The Best Water-Saving Strategies For Your Yard
Is it time to make your yard less thirsty?
Spring is when most homeowners update their yards, and many are experimenting with alternatives to turf.
“Asiatic jasmine is a ground cover that does well here. It comes in green or variegated with white streaks in the leaves,” said Dan Herrera of Lowe’s in Destin. “Another choice is ivy. Stones help a lot, and mulch will deter weeds and hold in moisture.”
Stones, of course, range from pebbles to statement pieces that are about big enough to climb. An all-rock front yard may be too stark. A combination of a gravel semi-circular driveway and plants is easy on the eyes. In the backyard, add raised beds, a patio or other hardscape.
When removing grass, reshape flowerbeds. They do well with drip or micro-irrigation.
As you create a new ecosystem, determine the amount of shade you find desirable. Work to ensure that the elements of your plan work together and with the design of your house.
Azaleas are thirsty, whereas daylilies and lantanas use less water. Investing in new plants and new ways of watering them involves some interesting considerations. Start by consulting nurseries and landscapers.
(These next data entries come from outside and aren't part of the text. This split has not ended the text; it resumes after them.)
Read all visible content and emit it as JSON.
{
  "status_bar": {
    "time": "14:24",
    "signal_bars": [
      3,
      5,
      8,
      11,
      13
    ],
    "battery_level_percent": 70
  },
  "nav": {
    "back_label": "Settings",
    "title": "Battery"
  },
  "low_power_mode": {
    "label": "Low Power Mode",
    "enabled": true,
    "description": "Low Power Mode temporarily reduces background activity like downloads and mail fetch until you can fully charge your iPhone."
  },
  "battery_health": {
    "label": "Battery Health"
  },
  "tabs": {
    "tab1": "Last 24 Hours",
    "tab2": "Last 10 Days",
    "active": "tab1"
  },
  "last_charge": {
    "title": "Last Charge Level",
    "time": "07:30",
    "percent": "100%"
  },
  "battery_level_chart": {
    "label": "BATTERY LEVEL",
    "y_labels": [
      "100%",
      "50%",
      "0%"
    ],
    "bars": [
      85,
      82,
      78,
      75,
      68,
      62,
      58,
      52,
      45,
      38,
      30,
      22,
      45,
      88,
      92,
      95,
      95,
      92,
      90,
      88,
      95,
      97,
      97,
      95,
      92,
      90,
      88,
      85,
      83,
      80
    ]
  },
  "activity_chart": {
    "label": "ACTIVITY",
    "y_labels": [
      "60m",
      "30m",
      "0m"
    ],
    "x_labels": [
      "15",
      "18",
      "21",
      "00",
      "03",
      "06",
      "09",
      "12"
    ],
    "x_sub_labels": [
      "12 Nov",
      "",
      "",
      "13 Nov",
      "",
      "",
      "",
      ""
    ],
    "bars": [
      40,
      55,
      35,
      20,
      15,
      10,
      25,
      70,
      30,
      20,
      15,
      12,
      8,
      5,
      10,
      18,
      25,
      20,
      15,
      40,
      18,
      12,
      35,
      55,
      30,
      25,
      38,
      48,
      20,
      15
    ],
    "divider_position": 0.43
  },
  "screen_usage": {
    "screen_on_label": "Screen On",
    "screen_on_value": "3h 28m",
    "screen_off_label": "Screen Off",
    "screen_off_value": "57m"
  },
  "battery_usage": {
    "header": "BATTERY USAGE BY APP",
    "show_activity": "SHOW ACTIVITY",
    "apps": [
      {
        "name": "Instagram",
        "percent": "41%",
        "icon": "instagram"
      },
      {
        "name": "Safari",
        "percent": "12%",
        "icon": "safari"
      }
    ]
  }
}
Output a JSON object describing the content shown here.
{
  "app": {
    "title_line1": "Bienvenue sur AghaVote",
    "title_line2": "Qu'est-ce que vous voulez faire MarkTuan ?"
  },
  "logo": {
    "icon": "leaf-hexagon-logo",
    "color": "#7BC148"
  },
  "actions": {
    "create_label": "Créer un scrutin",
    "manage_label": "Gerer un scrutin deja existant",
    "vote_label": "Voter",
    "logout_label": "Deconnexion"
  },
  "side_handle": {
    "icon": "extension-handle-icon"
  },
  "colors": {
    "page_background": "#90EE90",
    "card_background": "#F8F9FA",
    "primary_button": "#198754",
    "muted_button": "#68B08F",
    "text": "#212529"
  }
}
Weather Sensors Reduce Water Loss
Innovative systems with internet-connected weather sensors are used on farms and in new construction. They may be worth adding as part of your landscape makeover. Properly functioning rain sensors shut off the sprinklers when the ground is saturated and can help lower your water bill.
Xeriscaping refers to landscaping and gardening that reduces or eliminates the need for extra watering. Start by examining your existing property for areas that consume the most water. Lawns are often No. 1 in water guzzling, so a reduction in turf area can make a significant difference. Visit local nurseries, talk with them about plants and designs, turf and perennial beds, views, slopes, the need for screening from neighbors or roadways, use of soil amendments, and gravel and walkways. Daylilies, mentioned earlier, are examples of water-conserving, drought-tolerant plants. Replace broken rotary spray nozzles or gear-driven rotors. Inefficient mechanisms — or ones trained on the street — are a waste of money.
Time of Day
The worst time to water is in the heat of midday. This encourages water loss through evaporation. Increase mulch around bushes, trees and plants to help trap water in the ground. Strive to water deeply and establish good root systems.
Is it time this spring to rethink your sweep of green lawn? Might a smaller patch be just as attractive and require less water and upkeep? That could make things easier for you … and better for the planet.